Required action
Show each line in the listing below that contains the word "name".

Exercise data
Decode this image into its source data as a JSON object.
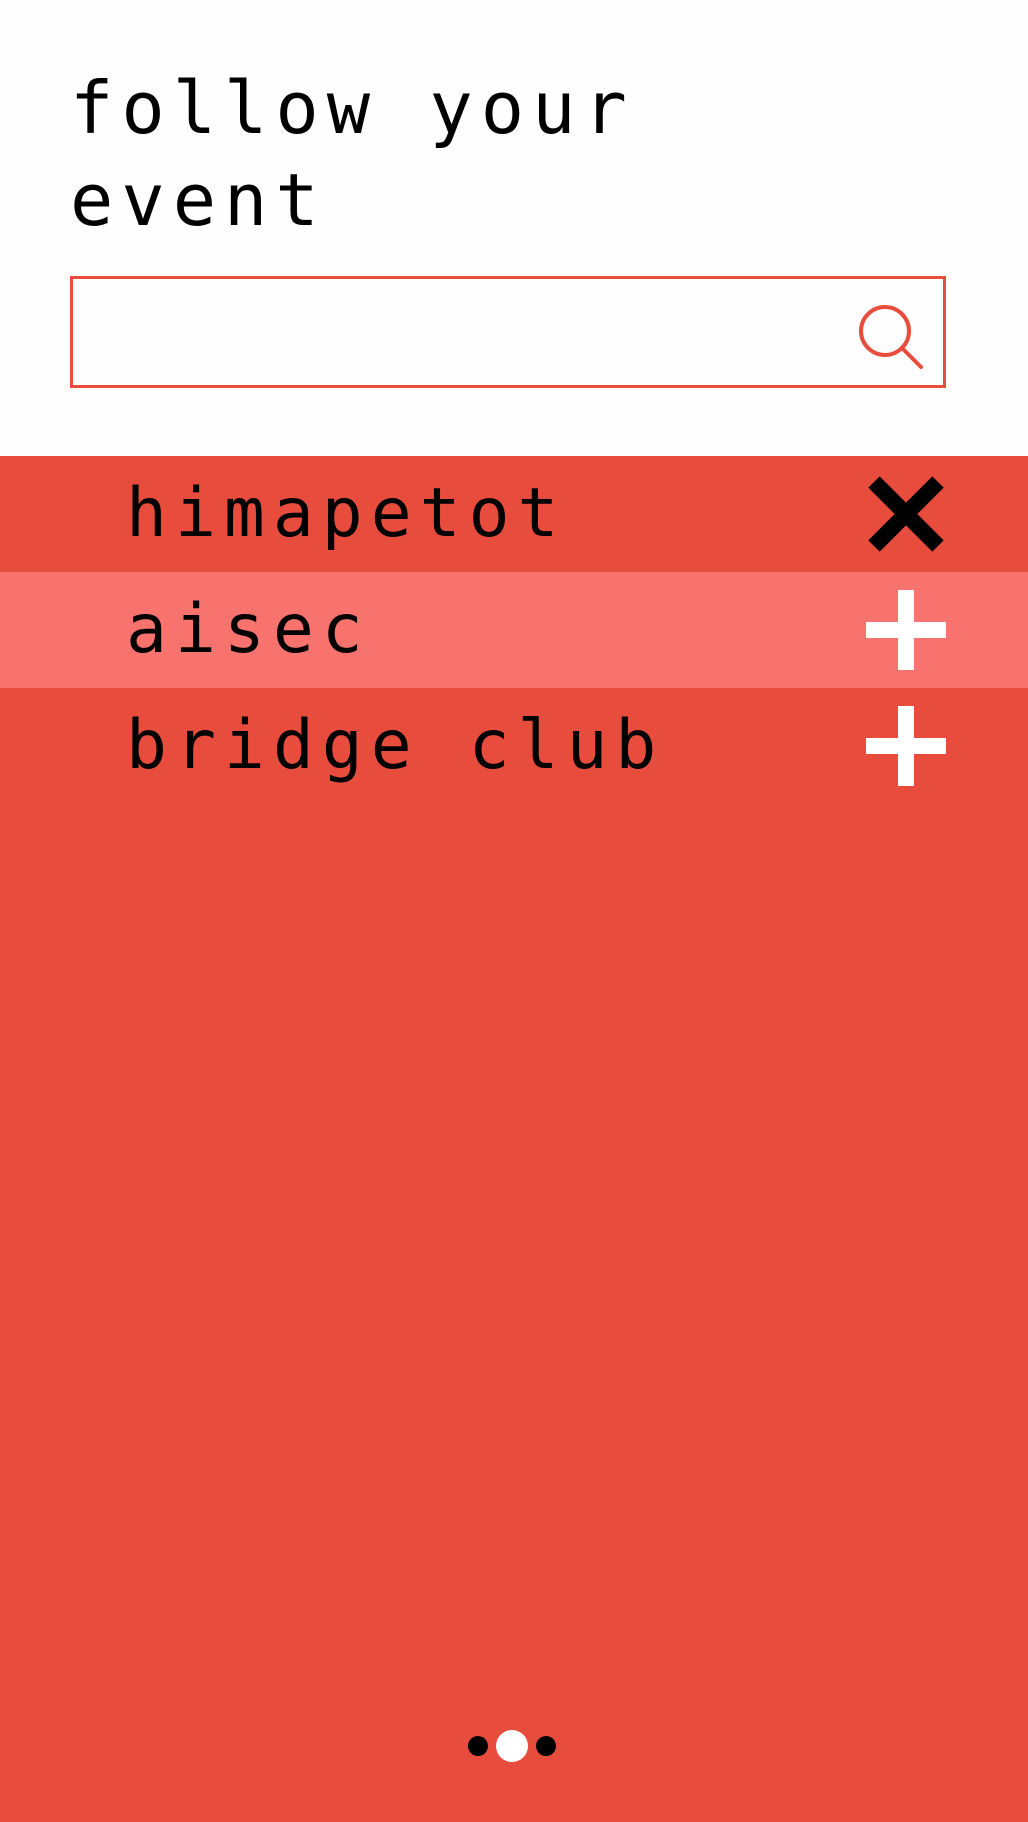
{
  "header": {
    "title": "follow your\nevent"
  },
  "search": {
    "value": "",
    "placeholder": "",
    "icon": "search-icon"
  },
  "events": [
    {
      "label": "himapetot",
      "action": "remove",
      "icon": "close-icon",
      "highlighted": false
    },
    {
      "label": "aisec",
      "action": "add",
      "icon": "plus-icon",
      "highlighted": true
    },
    {
      "label": "bridge club",
      "action": "add",
      "icon": "plus-icon",
      "highlighted": false
    }
  ],
  "pager": {
    "total": 3,
    "current": 2
  },
  "colors": {
    "accent": "#e84c3d",
    "highlight_row": "#f8726e",
    "background": "#fefefe",
    "remove_icon": "#000000",
    "add_icon": "#ffffff",
    "active_dot": "#ffffff",
    "inactive_dot": "#000000"
  }
}
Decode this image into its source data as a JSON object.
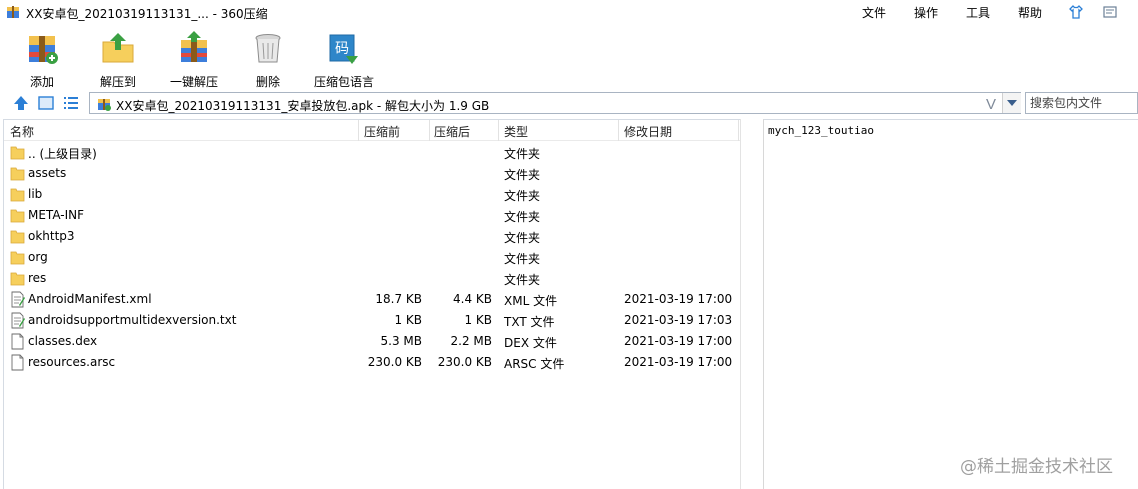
{
  "window": {
    "title": "XX安卓包_20210319113131_... - 360压缩"
  },
  "menu": {
    "items": [
      "文件",
      "操作",
      "工具",
      "帮助"
    ]
  },
  "toolbar": {
    "add_label": "添加",
    "extract_to_label": "解压到",
    "one_click_extract_label": "一键解压",
    "delete_label": "删除",
    "language_label": "压缩包语言",
    "language_icon_text": "码"
  },
  "address": {
    "path": "XX安卓包_20210319113131_安卓投放包.apk - 解包大小为 1.9 GB",
    "v_glyph": "V"
  },
  "search": {
    "placeholder": "搜索包内文件"
  },
  "columns": {
    "name": "名称",
    "original_size": "压缩前",
    "compressed_size": "压缩后",
    "type": "类型",
    "modified": "修改日期"
  },
  "files": [
    {
      "name": ".. (上级目录)",
      "original_size": "",
      "compressed_size": "",
      "type": "文件夹",
      "modified": "",
      "icon": "folder-icon"
    },
    {
      "name": "assets",
      "original_size": "",
      "compressed_size": "",
      "type": "文件夹",
      "modified": "",
      "icon": "folder-icon"
    },
    {
      "name": "lib",
      "original_size": "",
      "compressed_size": "",
      "type": "文件夹",
      "modified": "",
      "icon": "folder-icon"
    },
    {
      "name": "META-INF",
      "original_size": "",
      "compressed_size": "",
      "type": "文件夹",
      "modified": "",
      "icon": "folder-icon"
    },
    {
      "name": "okhttp3",
      "original_size": "",
      "compressed_size": "",
      "type": "文件夹",
      "modified": "",
      "icon": "folder-icon"
    },
    {
      "name": "org",
      "original_size": "",
      "compressed_size": "",
      "type": "文件夹",
      "modified": "",
      "icon": "folder-icon"
    },
    {
      "name": "res",
      "original_size": "",
      "compressed_size": "",
      "type": "文件夹",
      "modified": "",
      "icon": "folder-icon"
    },
    {
      "name": "AndroidManifest.xml",
      "original_size": "18.7 KB",
      "compressed_size": "4.4 KB",
      "type": "XML 文件",
      "modified": "2021-03-19 17:00",
      "icon": "text-file-icon"
    },
    {
      "name": "androidsupportmultidexversion.txt",
      "original_size": "1 KB",
      "compressed_size": "1 KB",
      "type": "TXT 文件",
      "modified": "2021-03-19 17:03",
      "icon": "text-file-icon"
    },
    {
      "name": "classes.dex",
      "original_size": "5.3 MB",
      "compressed_size": "2.2 MB",
      "type": "DEX 文件",
      "modified": "2021-03-19 17:00",
      "icon": "blank-file-icon"
    },
    {
      "name": "resources.arsc",
      "original_size": "230.0 KB",
      "compressed_size": "230.0 KB",
      "type": "ARSC 文件",
      "modified": "2021-03-19 17:00",
      "icon": "blank-file-icon"
    }
  ],
  "comment": {
    "text": "mych_123_toutiao"
  },
  "watermark": {
    "text": "@稀土掘金技术社区"
  },
  "colors": {
    "folder": "#f6cf5c",
    "accent_blue": "#2b7fd6",
    "green": "#3aa043"
  }
}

Answer for this exercise
    "name": "名称",
      "name": ".. (上级目录)",
      "name": "assets",
      "name": "lib",
      "name": "META-INF",
      "name": "okhttp3",
      "name": "org",
      "name": "res",
      "name": "AndroidManifest.xml",
      "name": "androidsupportmultidexversion.txt",
      "name": "classes.dex",
      "name": "resources.arsc",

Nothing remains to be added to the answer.